Now we have all three communication modes at our disposal: Expedience, Conversation and Relationship. We don’t want to haggle over commodities but we’re experts in prestige and the tools of our trade and we want the good life at great prices. You’ll find us over at CostCo, loading paper towels into our Mercedes. Next we’ll stop at CompUSA, grooving to our iPod while stocking up on commodity CD blanks to Rip Mix Burn on our tricked-out iMac. Back home, we’ll order cut-rate printer cartridges from inks4art.com since CostCo and CompUSA only stock the Epson parts.
How will we know about those tomatoes and steaks? The same way we knew about them in the bazaar: Reputation. Reputation, that evanescent characteristic owned by everyone except the person it’s attached to. Reputation, the secret sauce of a decommodified life. Reputation, the public knowledge that’s too important to be left to private data.
Clue the Data, Maestro
We’ve not yet developed a clued-in context to help us talk about open data as A Good Thing, or even why it might be. Aside from anecdotal web sites and blogs (randomly linked but otherwise disconnected), there is no user-centric open data yet, where relationship information, reputation, is threaded and mirrored in the mind/data spaces of the seller and the buyer. Consider this stunning fact: There is still no example of public, open data.
Big companies insist on mirroring data for their B2B transactions, often using the EDI protocol or the more pervasive my_lawyers_vs._your_lawyers protocol (FYTP). They can afford the effort to 1) agree to agree, 2) explicate the agreement, 4) staff for compliance and 5) go to court to weasel out of or enforce the agreement.

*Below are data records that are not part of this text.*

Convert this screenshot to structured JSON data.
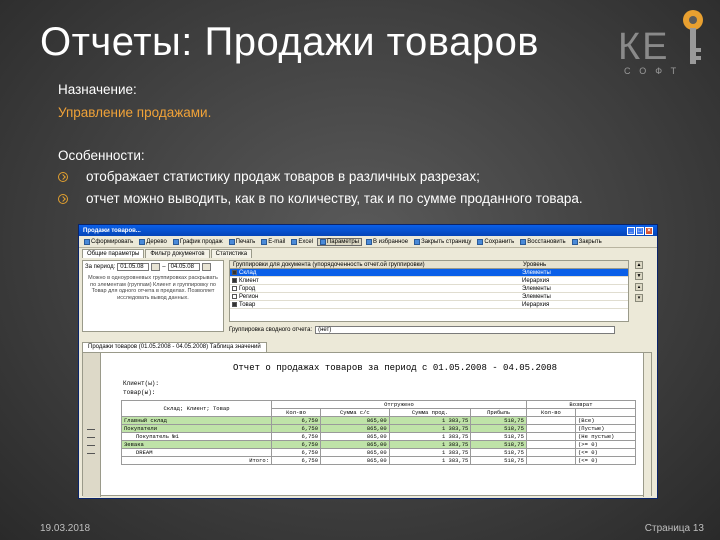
{
  "slide": {
    "title": "Отчеты: Продажи товаров",
    "purpose_label": "Назначение:",
    "purpose_value": "Управление продажами.",
    "features_label": "Особенности:",
    "features": [
      "отображает статистику продаж товаров в различных разрезах;",
      "отчет можно выводить, как в по количеству, так и по сумме проданного товара."
    ],
    "date": "19.03.2018",
    "page": "Страница 13",
    "logo_text": "КЕ",
    "logo_sub": "СОФТ",
    "colors": {
      "accent": "#f0a238",
      "background": "#404040"
    }
  },
  "window": {
    "title": "Продажи товаров...",
    "toolbar": [
      "Сформировать",
      "Дерево",
      "График продаж",
      "Печать",
      "E-mail",
      "Excel",
      "Параметры",
      "В избранное",
      "Закрыть страницу",
      "Сохранить",
      "Восстановить",
      "Закрыть"
    ],
    "tabs": [
      "Общие параметры",
      "Фильтр документов",
      "Статистика"
    ],
    "period_label": "За период:",
    "date_from": "01.05.08",
    "date_to": "04.05.08",
    "help_text": "Можно в одноуровневых группировках раскрывать по элементам (группам) Клиент и группировку по Товар для одного отчета в пределах. Позволяет исследовать вывод данных.",
    "grid_headers": [
      "Группировки для документа (упорядоченность отчет.ой группировки)",
      "Уровень"
    ],
    "grid_rows": [
      {
        "name": "Склад",
        "level": "Элементы",
        "checked": true,
        "selected": true
      },
      {
        "name": "Клиент",
        "level": "Иерархия",
        "checked": true,
        "selected": false
      },
      {
        "name": "Город",
        "level": "Элементы",
        "checked": false,
        "selected": false
      },
      {
        "name": "Регион",
        "level": "Элементы",
        "checked": false,
        "selected": false
      },
      {
        "name": "Товар",
        "level": "Иерархия",
        "checked": true,
        "selected": false
      }
    ],
    "groupby_label": "Группировка сводного отчета:",
    "groupby_value": "(нет)",
    "report_tab": "Продажи товаров (01.05.2008 - 04.05.2008) Таблица значений",
    "report_title": "Отчет о продажах товаров за период с 01.05.2008 - 04.05.2008",
    "client_label": "Клиент(ы):",
    "goods_label": "товар(ы):",
    "columns": {
      "name": "Склад; Клиент; Товар",
      "shipped": "Отгружено",
      "returned": "Возврат",
      "qty": "Кол-во",
      "cost": "Сумма с/с",
      "sales": "Сумма прод.",
      "profit": "Прибыль",
      "rqty": "Кол-во"
    },
    "rows": [
      {
        "name": "Главный склад",
        "qty": "6,750",
        "cost": "865,00",
        "sales": "1 383,75",
        "profit": "518,75",
        "filter": "(Все)",
        "group": true
      },
      {
        "name": "Покупатели",
        "qty": "6,750",
        "cost": "865,00",
        "sales": "1 383,75",
        "profit": "518,75",
        "filter": "(Пустые)",
        "group": true
      },
      {
        "name": "Покупатель №1",
        "qty": "6,750",
        "cost": "865,00",
        "sales": "1 383,75",
        "profit": "518,75",
        "filter": "(Не пустые)",
        "group": false
      },
      {
        "name": "Зевака",
        "qty": "6,750",
        "cost": "865,00",
        "sales": "1 383,75",
        "profit": "518,75",
        "filter": "(>= 0)",
        "group": true
      },
      {
        "name": "DREAM",
        "qty": "6,750",
        "cost": "865,00",
        "sales": "1 383,75",
        "profit": "518,75",
        "filter": "(<= 0)",
        "group": false
      }
    ],
    "total": {
      "label": "Итого:",
      "qty": "6,750",
      "cost": "865,00",
      "sales": "1 383,75",
      "profit": "518,75",
      "filter": "(<= 0)"
    }
  }
}
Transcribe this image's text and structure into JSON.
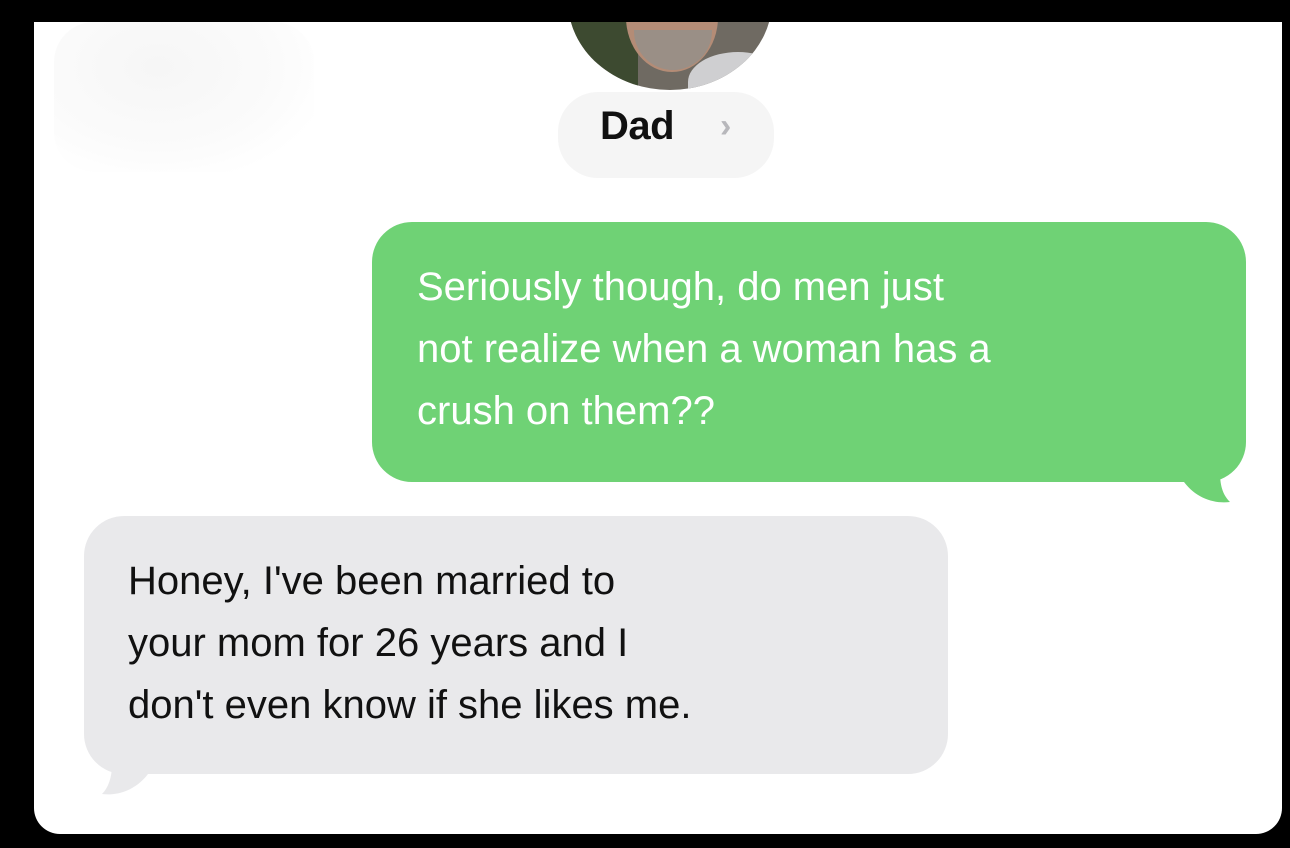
{
  "conversation": {
    "contact_name": "Dad",
    "contact_chevron": "›"
  },
  "messages": [
    {
      "direction": "outgoing",
      "lines": [
        "Seriously though, do men just",
        "not realize when a woman has a",
        "crush on them??"
      ]
    },
    {
      "direction": "incoming",
      "lines": [
        "Honey, I've been married to",
        "your mom for 26 years and I",
        "don't even know if she likes me."
      ]
    }
  ],
  "colors": {
    "outgoing_bubble": "#6fd275",
    "incoming_bubble": "#e9e9eb",
    "outgoing_text": "#ffffff",
    "incoming_text": "#111111"
  }
}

But you and I don’t have that luxury and we can’t compete with mass merchandisers interpreting our data for us, constrained by business models and data architectures that can’t scale to the public forum.
Companies hate public scrutiny as much as agoraphobic hermits hibernating year round. They would never conceive of open data along the Xpertweb model so data for the rest of us is a job for the rest of us. The Internet and FTP and email and the web was built by clued individuals who proved it could scale
What might fuel such a profound shift? What’s even more powerful than companies’ behind-the-scenes collusion, haggling, defaults and legal maneuvering? Publicity, and its dependent, politics. Publicity is literally openness.
Openness trumps legality, PR, accounting, advertising, good intentions, pricing, litigation and every other mechanism that convinces us it’s a good idea to buy over-hyped commodities and sell an hour of our time for $20 so the company can resell it for $60. A single email may be enough openness to bring bankers down who once would have moved quietly on to another firm to do it all over again. When reputation data is too broadly distributed to be hidden and too obvious to be spun, we’ll have recaptured the User Interface enjoyed by generations of traders in the stalls of Chaldea, relating to generations of customers, teaching the world how to serve the customer and the bottom line.
Like any relationship, it’s a two way street. Gradually we’ll remember how to be great customers, embracing and extending seller’s customization skills, relating through authentic conversations and coaxing each other into the peer economy, one expert at a time.